What plant-based products consist a lot of protein?

  • Seitan 25 grams of protein per 100-gram servings
  • Tofu and tempeh  between 10-19 grams of protein per 100-gram servings
  • Peanut Butter 25 grams of protein per 100-gram servings
  • Lentils 9 grams of protein per 100-gram servings
  • Chickpeas and other beans 7 grams of proteins per 100-gram servings
  • Nutritional yeast 14 grams of proteins per 25-gram servings
  • Spelt and Teff 5 grams of proteins per 100-gram servings
  • Green Peas and Quinoa 4 grams of proteins per 100-gram servings
  • Soymilk 5 grams per 100 ml serving

Other good sources are: Chia seeds, Flaxseeds, Oats, Wild rice, Nuts, Broccoli, Spinach, Sweet Potato

As you can see there are plenty of options to get your proteins into your plant-based/ vegan diet. At VegMeUp a fully plant-based meal kit service we always make sure to place several well-balanced dishes on the menu, this includes dishes that cover your proteins.

Conclusion

It is fairly easy to stay on top of your protein intake by following a plant-based or vegan diet. If you are a fanatic sporter or athlete it might be worth looking into some professional guidelines around food intake. There is a big variety of food available that can help you stay on top of your protein intake. Play around and try different things that work for you.

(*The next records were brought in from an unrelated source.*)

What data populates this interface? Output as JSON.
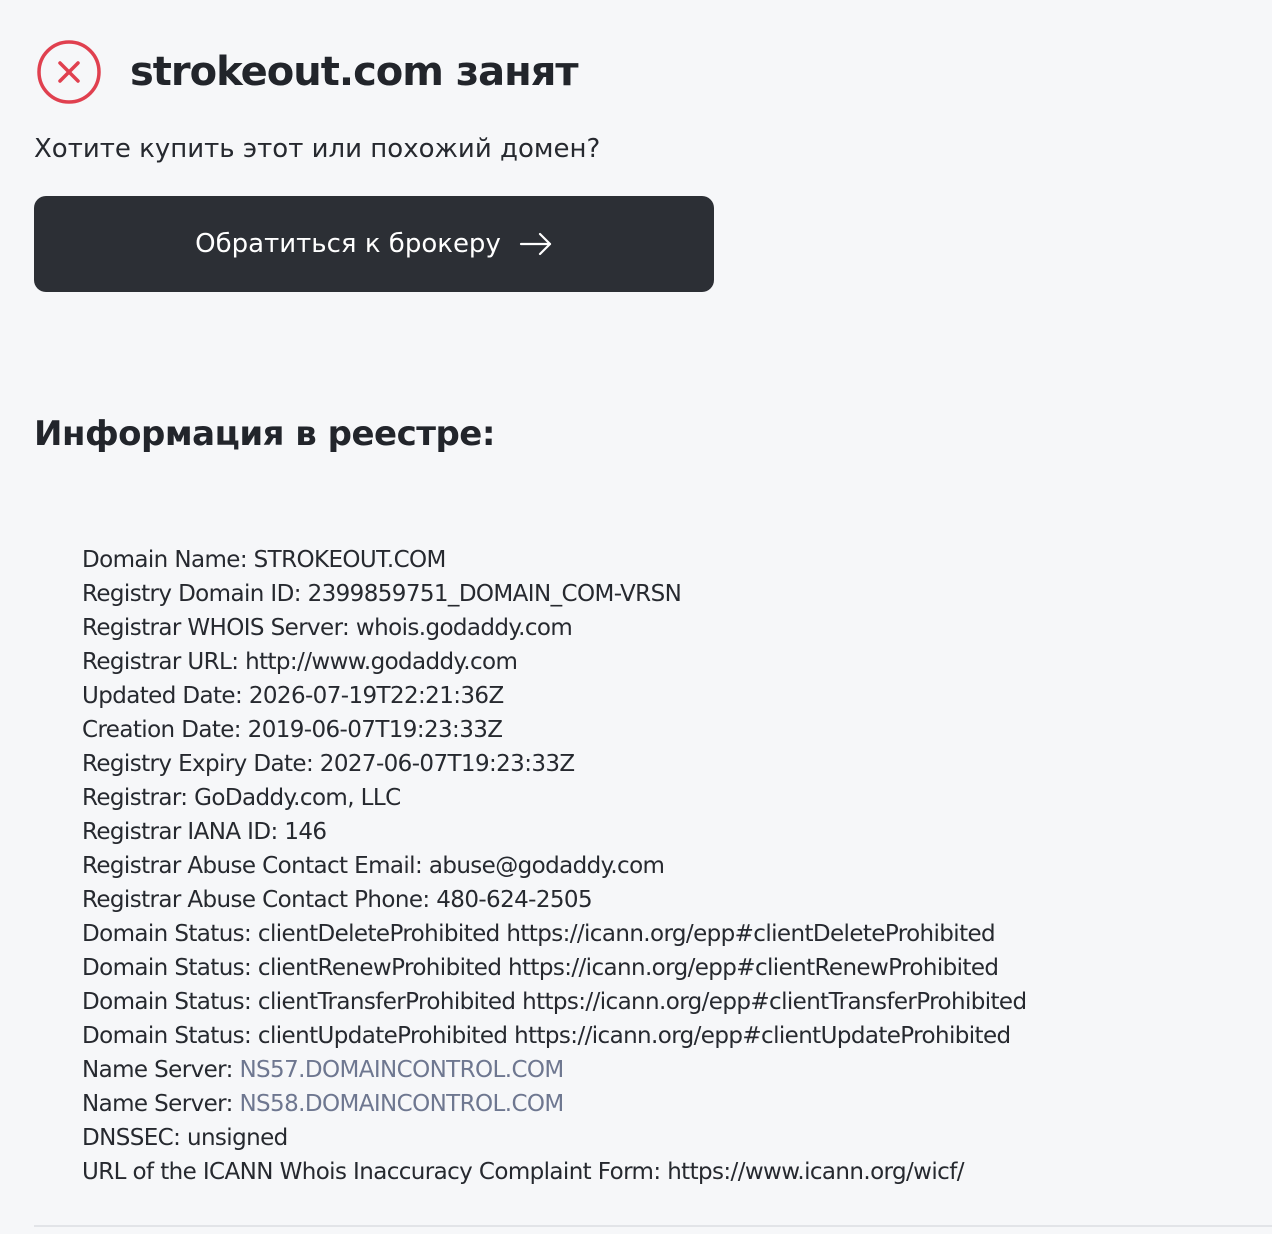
{
  "header": {
    "title": "strokeout.com занят",
    "status_icon": "close-circle-icon",
    "status_color": "#e0404f"
  },
  "question": "Хотите купить этот или похожий домен?",
  "broker_button": {
    "label": "Обратиться к брокеру",
    "icon": "arrow-right-icon",
    "background": "#2c2f35"
  },
  "registry": {
    "title": "Информация в реестре:",
    "domain_name": "Domain Name: STROKEOUT.COM",
    "registry_domain_id": "Registry Domain ID: 2399859751_DOMAIN_COM-VRSN",
    "whois_server": "Registrar WHOIS Server: whois.godaddy.com",
    "registrar_url": "Registrar URL: http://www.godaddy.com",
    "updated_date": "Updated Date: 2026-07-19T22:21:36Z",
    "creation_date": "Creation Date: 2019-06-07T19:23:33Z",
    "expiry_date": "Registry Expiry Date: 2027-06-07T19:23:33Z",
    "registrar": "Registrar: GoDaddy.com, LLC",
    "iana_id": "Registrar IANA ID: 146",
    "abuse_email": "Registrar Abuse Contact Email: abuse@godaddy.com",
    "abuse_phone": "Registrar Abuse Contact Phone: 480-624-2505",
    "status_delete": "Domain Status: clientDeleteProhibited https://icann.org/epp#clientDeleteProhibited",
    "status_renew": "Domain Status: clientRenewProhibited https://icann.org/epp#clientRenewProhibited",
    "status_transfer": "Domain Status: clientTransferProhibited https://icann.org/epp#clientTransferProhibited",
    "status_update": "Domain Status: clientUpdateProhibited https://icann.org/epp#clientUpdateProhibited",
    "name_server_label": "Name Server: ",
    "name_server_1": "NS57.DOMAINCONTROL.COM",
    "name_server_2": "NS58.DOMAINCONTROL.COM",
    "name_server_link_color": "#6e7790",
    "dnssec": "DNSSEC: unsigned",
    "icann_form": "URL of the ICANN Whois Inaccuracy Complaint Form: https://www.icann.org/wicf/"
  }
}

If you are interested in what VegMeUp has on the menu please click here

 

With Love,

Jimmy